== Material supplied ==

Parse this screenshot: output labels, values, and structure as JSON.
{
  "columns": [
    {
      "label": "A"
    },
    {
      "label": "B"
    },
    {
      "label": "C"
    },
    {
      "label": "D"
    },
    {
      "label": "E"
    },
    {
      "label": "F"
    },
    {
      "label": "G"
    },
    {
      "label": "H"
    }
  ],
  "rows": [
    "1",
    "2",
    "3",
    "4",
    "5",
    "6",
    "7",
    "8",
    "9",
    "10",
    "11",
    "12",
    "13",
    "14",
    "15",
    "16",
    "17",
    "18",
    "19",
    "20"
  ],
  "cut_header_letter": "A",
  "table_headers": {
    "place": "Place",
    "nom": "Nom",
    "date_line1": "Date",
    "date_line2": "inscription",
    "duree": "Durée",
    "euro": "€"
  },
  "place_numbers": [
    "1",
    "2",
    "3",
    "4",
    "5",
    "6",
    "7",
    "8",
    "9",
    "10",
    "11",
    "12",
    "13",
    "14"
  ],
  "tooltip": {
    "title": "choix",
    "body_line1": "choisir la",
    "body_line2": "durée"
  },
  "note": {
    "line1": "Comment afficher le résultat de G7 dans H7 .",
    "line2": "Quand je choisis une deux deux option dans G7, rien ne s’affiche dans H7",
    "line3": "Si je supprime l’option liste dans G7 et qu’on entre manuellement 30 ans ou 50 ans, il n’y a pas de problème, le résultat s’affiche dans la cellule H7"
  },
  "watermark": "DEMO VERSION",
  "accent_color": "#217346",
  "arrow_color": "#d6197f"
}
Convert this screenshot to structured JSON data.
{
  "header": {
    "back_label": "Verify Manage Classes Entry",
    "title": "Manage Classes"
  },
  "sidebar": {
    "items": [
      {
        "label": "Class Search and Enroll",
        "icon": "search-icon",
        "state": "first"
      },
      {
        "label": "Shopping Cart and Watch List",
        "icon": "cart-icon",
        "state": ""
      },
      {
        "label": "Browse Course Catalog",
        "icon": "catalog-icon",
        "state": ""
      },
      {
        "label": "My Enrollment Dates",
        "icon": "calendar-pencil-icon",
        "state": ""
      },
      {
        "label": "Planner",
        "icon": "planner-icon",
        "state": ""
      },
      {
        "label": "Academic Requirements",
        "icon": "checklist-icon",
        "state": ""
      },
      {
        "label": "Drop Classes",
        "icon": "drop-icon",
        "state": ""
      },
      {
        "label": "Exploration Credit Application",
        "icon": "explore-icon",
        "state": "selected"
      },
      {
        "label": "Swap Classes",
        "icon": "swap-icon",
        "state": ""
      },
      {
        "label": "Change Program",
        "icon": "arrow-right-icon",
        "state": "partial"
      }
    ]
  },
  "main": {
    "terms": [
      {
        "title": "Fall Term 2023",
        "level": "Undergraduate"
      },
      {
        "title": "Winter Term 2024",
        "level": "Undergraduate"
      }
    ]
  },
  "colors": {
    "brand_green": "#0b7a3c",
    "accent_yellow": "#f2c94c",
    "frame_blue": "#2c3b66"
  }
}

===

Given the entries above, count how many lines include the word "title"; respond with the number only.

4